RECORDED INFORMATION:
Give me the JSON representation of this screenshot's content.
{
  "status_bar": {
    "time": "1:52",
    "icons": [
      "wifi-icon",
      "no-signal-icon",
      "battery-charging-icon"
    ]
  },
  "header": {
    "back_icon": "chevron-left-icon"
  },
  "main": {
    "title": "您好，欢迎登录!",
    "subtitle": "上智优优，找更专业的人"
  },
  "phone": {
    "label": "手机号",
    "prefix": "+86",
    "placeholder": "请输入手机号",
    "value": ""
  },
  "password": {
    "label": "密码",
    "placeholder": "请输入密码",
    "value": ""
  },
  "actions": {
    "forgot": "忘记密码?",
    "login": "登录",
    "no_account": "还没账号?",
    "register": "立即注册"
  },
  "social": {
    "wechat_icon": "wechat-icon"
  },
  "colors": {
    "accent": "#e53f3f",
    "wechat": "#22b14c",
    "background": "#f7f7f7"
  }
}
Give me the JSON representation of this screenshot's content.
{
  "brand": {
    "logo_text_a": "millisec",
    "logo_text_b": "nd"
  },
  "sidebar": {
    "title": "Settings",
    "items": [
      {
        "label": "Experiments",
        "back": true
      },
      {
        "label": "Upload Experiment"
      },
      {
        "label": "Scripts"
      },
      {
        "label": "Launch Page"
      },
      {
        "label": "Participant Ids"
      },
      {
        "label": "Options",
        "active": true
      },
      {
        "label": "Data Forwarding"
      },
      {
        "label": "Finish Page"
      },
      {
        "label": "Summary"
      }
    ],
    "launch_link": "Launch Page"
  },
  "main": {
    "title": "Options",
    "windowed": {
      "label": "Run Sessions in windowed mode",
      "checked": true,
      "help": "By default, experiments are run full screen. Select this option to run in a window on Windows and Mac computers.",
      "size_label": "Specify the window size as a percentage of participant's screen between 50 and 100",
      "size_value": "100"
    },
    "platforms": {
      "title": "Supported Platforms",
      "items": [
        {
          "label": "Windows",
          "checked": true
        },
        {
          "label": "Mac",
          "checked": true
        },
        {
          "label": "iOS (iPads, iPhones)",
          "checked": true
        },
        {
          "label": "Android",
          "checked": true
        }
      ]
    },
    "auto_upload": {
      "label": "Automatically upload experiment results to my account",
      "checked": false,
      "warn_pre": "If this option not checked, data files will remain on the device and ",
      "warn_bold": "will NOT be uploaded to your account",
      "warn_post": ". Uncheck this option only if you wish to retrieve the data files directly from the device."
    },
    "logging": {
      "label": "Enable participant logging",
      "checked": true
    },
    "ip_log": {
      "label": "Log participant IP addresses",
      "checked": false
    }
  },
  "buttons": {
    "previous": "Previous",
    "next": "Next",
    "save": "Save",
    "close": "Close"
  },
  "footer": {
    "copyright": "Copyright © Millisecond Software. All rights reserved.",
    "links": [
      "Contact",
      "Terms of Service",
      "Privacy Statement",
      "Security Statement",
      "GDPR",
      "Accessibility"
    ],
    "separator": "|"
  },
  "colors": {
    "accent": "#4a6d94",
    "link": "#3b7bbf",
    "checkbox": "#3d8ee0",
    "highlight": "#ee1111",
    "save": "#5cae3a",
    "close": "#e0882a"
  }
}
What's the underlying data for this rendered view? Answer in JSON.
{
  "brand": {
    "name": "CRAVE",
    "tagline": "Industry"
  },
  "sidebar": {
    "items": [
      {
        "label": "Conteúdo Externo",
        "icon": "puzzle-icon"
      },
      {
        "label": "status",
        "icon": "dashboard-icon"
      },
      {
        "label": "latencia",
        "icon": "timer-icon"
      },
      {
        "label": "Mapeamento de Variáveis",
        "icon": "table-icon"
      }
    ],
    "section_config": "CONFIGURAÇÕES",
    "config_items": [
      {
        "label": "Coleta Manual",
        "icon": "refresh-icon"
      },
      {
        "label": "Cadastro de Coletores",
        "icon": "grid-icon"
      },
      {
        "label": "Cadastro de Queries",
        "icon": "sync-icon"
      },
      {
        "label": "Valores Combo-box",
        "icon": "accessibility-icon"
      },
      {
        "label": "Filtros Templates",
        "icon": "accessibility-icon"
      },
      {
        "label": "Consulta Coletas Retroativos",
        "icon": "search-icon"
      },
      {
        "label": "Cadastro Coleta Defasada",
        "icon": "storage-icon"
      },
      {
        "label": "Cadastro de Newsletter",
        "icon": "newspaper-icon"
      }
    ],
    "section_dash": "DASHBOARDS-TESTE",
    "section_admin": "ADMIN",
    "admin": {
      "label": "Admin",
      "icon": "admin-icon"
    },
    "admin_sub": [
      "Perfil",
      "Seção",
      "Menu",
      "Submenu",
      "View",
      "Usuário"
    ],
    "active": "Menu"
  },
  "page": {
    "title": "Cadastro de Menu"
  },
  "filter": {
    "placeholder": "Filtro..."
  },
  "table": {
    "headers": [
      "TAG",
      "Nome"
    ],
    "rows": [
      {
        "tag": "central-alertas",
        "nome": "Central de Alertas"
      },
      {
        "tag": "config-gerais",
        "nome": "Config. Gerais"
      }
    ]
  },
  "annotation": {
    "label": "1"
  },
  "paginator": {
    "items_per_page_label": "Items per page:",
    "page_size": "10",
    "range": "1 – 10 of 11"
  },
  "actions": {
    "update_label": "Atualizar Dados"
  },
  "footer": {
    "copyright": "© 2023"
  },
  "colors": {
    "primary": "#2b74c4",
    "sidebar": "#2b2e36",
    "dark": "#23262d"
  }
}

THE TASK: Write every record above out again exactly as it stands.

WRITTEN RESPONSE:
Give me the JSON representation of this screenshot's content.
{
  "status_bar": {
    "time": "1:52",
    "icons": [
      "wifi-icon",
      "no-signal-icon",
      "battery-charging-icon"
    ]
  },
  "header": {
    "back_icon": "chevron-left-icon"
  },
  "main": {
    "title": "您好，欢迎登录!",
    "subtitle": "上智优优，找更专业的人"
  },
  "phone": {
    "label": "手机号",
    "prefix": "+86",
    "placeholder": "请输入手机号",
    "value": ""
  },
  "password": {
    "label": "密码",
    "placeholder": "请输入密码",
    "value": ""
  },
  "actions": {
    "forgot": "忘记密码?",
    "login": "登录",
    "no_account": "还没账号?",
    "register": "立即注册"
  },
  "social": {
    "wechat_icon": "wechat-icon"
  },
  "colors": {
    "accent": "#e53f3f",
    "wechat": "#22b14c",
    "background": "#f7f7f7"
  }
}
Give me the JSON representation of this screenshot's content.
{
  "brand": {
    "logo_text_a": "millisec",
    "logo_text_b": "nd"
  },
  "sidebar": {
    "title": "Settings",
    "items": [
      {
        "label": "Experiments",
        "back": true
      },
      {
        "label": "Upload Experiment"
      },
      {
        "label": "Scripts"
      },
      {
        "label": "Launch Page"
      },
      {
        "label": "Participant Ids"
      },
      {
        "label": "Options",
        "active": true
      },
      {
        "label": "Data Forwarding"
      },
      {
        "label": "Finish Page"
      },
      {
        "label": "Summary"
      }
    ],
    "launch_link": "Launch Page"
  },
  "main": {
    "title": "Options",
    "windowed": {
      "label": "Run Sessions in windowed mode",
      "checked": true,
      "help": "By default, experiments are run full screen. Select this option to run in a window on Windows and Mac computers.",
      "size_label": "Specify the window size as a percentage of participant's screen between 50 and 100",
      "size_value": "100"
    },
    "platforms": {
      "title": "Supported Platforms",
      "items": [
        {
          "label": "Windows",
          "checked": true
        },
        {
          "label": "Mac",
          "checked": true
        },
        {
          "label": "iOS (iPads, iPhones)",
          "checked": true
        },
        {
          "label": "Android",
          "checked": true
        }
      ]
    },
    "auto_upload": {
      "label": "Automatically upload experiment results to my account",
      "checked": false,
      "warn_pre": "If this option not checked, data files will remain on the device and ",
      "warn_bold": "will NOT be uploaded to your account",
      "warn_post": ". Uncheck this option only if you wish to retrieve the data files directly from the device."
    },
    "logging": {
      "label": "Enable participant logging",
      "checked": true
    },
    "ip_log": {
      "label": "Log participant IP addresses",
      "checked": false
    }
  },
  "buttons": {
    "previous": "Previous",
    "next": "Next",
    "save": "Save",
    "close": "Close"
  },
  "footer": {
    "copyright": "Copyright © Millisecond Software. All rights reserved.",
    "links": [
      "Contact",
      "Terms of Service",
      "Privacy Statement",
      "Security Statement",
      "GDPR",
      "Accessibility"
    ],
    "separator": "|"
  },
  "colors": {
    "accent": "#4a6d94",
    "link": "#3b7bbf",
    "checkbox": "#3d8ee0",
    "highlight": "#ee1111",
    "save": "#5cae3a",
    "close": "#e0882a"
  }
}
What's the underlying data for this rendered view? Answer in JSON.
{
  "brand": {
    "name": "CRAVE",
    "tagline": "Industry"
  },
  "sidebar": {
    "items": [
      {
        "label": "Conteúdo Externo",
        "icon": "puzzle-icon"
      },
      {
        "label": "status",
        "icon": "dashboard-icon"
      },
      {
        "label": "latencia",
        "icon": "timer-icon"
      },
      {
        "label": "Mapeamento de Variáveis",
        "icon": "table-icon"
      }
    ],
    "section_config": "CONFIGURAÇÕES",
    "config_items": [
      {
        "label": "Coleta Manual",
        "icon": "refresh-icon"
      },
      {
        "label": "Cadastro de Coletores",
        "icon": "grid-icon"
      },
      {
        "label": "Cadastro de Queries",
        "icon": "sync-icon"
      },
      {
        "label": "Valores Combo-box",
        "icon": "accessibility-icon"
      },
      {
        "label": "Filtros Templates",
        "icon": "accessibility-icon"
      },
      {
        "label": "Consulta Coletas Retroativos",
        "icon": "search-icon"
      },
      {
        "label": "Cadastro Coleta Defasada",
        "icon": "storage-icon"
      },
      {
        "label": "Cadastro de Newsletter",
        "icon": "newspaper-icon"
      }
    ],
    "section_dash": "DASHBOARDS-TESTE",
    "section_admin": "ADMIN",
    "admin": {
      "label": "Admin",
      "icon": "admin-icon"
    },
    "admin_sub": [
      "Perfil",
      "Seção",
      "Menu",
      "Submenu",
      "View",
      "Usuário"
    ],
    "active": "Menu"
  },
  "page": {
    "title": "Cadastro de Menu"
  },
  "filter": {
    "placeholder": "Filtro..."
  },
  "table": {
    "headers": [
      "TAG",
      "Nome"
    ],
    "rows": [
      {
        "tag": "central-alertas",
        "nome": "Central de Alertas"
      },
      {
        "tag": "config-gerais",
        "nome": "Config. Gerais"
      }
    ]
  },
  "annotation": {
    "label": "1"
  },
  "paginator": {
    "items_per_page_label": "Items per page:",
    "page_size": "10",
    "range": "1 – 10 of 11"
  },
  "actions": {
    "update_label": "Atualizar Dados"
  },
  "footer": {
    "copyright": "© 2023"
  },
  "colors": {
    "primary": "#2b74c4",
    "sidebar": "#2b2e36",
    "dark": "#23262d"
  }
}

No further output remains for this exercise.